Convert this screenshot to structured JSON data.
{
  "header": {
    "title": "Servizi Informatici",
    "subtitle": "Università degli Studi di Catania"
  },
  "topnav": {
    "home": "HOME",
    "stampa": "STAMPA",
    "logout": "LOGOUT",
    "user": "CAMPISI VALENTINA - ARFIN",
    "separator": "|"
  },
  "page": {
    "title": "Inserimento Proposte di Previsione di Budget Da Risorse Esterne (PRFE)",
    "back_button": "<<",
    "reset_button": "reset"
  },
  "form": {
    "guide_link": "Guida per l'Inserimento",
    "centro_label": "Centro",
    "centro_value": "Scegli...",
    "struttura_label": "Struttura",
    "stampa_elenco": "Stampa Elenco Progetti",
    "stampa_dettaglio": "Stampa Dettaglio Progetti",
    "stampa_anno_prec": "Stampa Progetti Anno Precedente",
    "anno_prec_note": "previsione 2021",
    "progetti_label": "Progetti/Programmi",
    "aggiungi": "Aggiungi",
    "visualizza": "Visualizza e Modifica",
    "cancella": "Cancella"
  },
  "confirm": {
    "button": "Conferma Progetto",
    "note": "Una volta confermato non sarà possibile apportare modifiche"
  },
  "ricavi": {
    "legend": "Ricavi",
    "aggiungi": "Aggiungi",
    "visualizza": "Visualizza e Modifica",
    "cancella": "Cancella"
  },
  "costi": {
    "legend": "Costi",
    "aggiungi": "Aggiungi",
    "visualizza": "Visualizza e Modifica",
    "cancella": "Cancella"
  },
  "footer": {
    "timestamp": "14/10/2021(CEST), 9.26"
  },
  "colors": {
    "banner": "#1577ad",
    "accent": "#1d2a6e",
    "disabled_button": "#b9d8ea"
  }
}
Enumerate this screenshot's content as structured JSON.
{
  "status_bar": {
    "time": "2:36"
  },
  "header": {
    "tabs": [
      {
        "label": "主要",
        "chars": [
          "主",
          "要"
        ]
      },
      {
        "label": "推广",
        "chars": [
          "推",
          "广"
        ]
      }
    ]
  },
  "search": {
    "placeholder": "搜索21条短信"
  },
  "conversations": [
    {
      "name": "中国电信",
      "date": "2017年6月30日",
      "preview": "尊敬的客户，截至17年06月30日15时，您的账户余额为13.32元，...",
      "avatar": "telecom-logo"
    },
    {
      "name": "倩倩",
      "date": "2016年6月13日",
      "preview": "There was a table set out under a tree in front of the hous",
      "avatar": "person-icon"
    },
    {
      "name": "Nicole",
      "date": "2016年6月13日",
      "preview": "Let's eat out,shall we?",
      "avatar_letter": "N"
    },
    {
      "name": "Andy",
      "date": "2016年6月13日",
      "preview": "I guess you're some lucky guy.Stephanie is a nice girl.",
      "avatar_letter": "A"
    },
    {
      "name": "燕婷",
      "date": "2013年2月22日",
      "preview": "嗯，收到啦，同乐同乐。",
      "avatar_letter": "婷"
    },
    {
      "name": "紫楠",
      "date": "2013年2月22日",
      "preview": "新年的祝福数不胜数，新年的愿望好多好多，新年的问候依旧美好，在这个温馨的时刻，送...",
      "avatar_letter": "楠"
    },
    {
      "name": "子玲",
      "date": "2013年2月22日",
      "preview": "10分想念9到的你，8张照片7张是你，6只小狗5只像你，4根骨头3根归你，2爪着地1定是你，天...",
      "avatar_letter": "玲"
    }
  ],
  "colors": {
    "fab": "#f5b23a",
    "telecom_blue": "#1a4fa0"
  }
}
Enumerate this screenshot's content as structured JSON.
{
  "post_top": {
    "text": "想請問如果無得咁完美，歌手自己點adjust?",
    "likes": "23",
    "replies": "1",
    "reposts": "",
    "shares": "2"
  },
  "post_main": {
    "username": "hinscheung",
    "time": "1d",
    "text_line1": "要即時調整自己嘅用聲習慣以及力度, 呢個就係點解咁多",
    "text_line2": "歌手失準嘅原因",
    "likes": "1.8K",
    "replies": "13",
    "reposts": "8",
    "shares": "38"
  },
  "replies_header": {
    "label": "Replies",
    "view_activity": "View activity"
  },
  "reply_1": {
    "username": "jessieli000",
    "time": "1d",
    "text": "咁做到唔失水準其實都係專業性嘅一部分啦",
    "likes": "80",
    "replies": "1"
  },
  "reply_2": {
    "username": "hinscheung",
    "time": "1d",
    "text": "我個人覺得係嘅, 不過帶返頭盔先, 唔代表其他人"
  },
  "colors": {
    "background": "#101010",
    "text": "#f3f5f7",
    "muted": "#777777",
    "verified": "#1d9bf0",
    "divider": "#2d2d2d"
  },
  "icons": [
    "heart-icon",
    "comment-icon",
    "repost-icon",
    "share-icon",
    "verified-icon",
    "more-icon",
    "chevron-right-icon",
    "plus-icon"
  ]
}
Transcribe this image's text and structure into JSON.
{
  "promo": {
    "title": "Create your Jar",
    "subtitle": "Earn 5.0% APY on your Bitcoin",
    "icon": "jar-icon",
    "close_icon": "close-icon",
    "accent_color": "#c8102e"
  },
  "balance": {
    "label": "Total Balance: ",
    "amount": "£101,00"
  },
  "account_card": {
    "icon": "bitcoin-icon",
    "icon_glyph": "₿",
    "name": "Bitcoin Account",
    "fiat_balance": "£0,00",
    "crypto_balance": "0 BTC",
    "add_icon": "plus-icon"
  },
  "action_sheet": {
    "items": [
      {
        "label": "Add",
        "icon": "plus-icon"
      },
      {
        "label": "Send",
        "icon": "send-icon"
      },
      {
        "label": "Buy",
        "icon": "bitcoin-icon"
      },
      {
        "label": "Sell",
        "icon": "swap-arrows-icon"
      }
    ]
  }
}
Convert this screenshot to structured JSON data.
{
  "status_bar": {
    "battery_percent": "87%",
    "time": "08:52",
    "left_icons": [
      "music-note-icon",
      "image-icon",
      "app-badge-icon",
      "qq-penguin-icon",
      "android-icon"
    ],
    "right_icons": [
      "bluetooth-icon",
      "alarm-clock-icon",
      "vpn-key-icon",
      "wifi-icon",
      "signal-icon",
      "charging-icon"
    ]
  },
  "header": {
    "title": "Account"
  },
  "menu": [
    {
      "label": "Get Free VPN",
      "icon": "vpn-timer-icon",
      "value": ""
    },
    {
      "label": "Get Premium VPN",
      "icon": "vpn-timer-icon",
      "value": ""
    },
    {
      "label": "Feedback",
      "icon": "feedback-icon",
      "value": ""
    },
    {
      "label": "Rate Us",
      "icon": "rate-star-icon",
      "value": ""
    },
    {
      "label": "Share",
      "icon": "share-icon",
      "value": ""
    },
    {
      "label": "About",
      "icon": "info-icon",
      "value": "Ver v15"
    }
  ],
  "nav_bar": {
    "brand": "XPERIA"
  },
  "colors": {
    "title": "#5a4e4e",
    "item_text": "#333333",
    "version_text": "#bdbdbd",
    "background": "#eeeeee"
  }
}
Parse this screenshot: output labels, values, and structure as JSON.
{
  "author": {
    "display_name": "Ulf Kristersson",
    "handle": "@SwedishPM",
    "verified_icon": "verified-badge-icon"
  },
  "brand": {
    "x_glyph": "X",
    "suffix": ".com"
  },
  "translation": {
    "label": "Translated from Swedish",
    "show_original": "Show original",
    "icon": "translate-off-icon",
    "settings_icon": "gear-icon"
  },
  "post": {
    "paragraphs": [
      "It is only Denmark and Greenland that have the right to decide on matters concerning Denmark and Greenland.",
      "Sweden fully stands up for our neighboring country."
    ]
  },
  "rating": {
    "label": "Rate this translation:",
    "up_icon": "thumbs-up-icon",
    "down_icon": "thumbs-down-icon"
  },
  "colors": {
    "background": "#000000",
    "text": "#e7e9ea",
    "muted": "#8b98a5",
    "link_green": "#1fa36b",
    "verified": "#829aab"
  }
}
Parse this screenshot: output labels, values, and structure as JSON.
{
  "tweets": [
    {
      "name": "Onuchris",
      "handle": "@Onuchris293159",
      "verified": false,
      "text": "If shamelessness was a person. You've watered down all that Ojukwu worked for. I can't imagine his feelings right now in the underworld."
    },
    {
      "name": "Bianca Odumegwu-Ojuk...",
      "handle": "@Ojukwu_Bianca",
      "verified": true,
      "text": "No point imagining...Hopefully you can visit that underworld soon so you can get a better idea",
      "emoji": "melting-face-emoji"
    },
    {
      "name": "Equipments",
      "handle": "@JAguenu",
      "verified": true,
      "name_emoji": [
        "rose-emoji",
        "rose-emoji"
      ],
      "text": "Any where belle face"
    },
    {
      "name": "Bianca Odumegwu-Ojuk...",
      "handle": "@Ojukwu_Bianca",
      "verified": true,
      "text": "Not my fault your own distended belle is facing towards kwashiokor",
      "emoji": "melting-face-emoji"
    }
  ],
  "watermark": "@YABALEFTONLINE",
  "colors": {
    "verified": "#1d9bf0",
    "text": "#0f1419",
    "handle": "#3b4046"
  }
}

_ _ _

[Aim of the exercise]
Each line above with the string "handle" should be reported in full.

[Result for this exercise]
    "handle": "@SwedishPM",
      "handle": "@Onuchris293159",
      "handle": "@Ojukwu_Bianca",
      "handle": "@JAguenu",
      "handle": "@Ojukwu_Bianca",
    "handle": "#3b4046"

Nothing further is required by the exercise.